*** EXTRACTED RECORDS ***

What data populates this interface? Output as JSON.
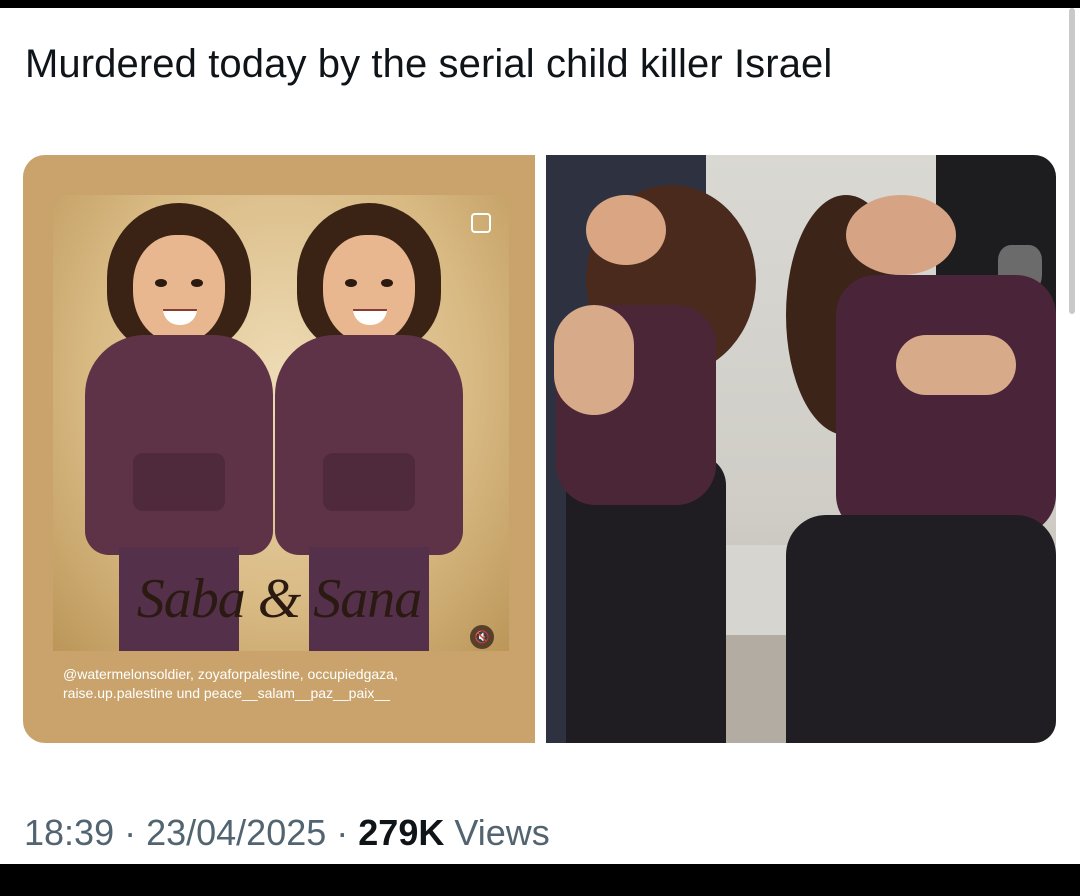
{
  "post": {
    "text": "Murdered today by the serial child killer Israel"
  },
  "media": {
    "left_image": {
      "names": "Saba & Sana",
      "credits_line1": "@watermelonsoldier, zoyaforpalestine, occupiedgaza,",
      "credits_line2": "raise.up.palestine und peace__salam__paz__paix__"
    }
  },
  "meta": {
    "time": "18:39",
    "separator1": " · ",
    "date": "23/04/2025",
    "separator2": " · ",
    "views_count": "279K",
    "views_label": " Views"
  },
  "colors": {
    "text_primary": "#0f1419",
    "text_secondary": "#536471",
    "left_image_frame": "#c9a36b"
  },
  "icons": [
    "instagram-multi-icon",
    "mute-icon"
  ]
}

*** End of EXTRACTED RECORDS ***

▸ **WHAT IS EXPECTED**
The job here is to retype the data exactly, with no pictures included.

▸ **YOUR SOLUTION**
What data populates this interface? Output as JSON.
{
  "post": {
    "text": "Murdered today by the serial child killer Israel"
  },
  "media": {
    "left_image": {
      "names": "Saba & Sana",
      "credits_line1": "@watermelonsoldier, zoyaforpalestine, occupiedgaza,",
      "credits_line2": "raise.up.palestine und peace__salam__paz__paix__"
    }
  },
  "meta": {
    "time": "18:39",
    "separator1": " · ",
    "date": "23/04/2025",
    "separator2": " · ",
    "views_count": "279K",
    "views_label": " Views"
  },
  "colors": {
    "text_primary": "#0f1419",
    "text_secondary": "#536471",
    "left_image_frame": "#c9a36b"
  },
  "icons": [
    "instagram-multi-icon",
    "mute-icon"
  ]
}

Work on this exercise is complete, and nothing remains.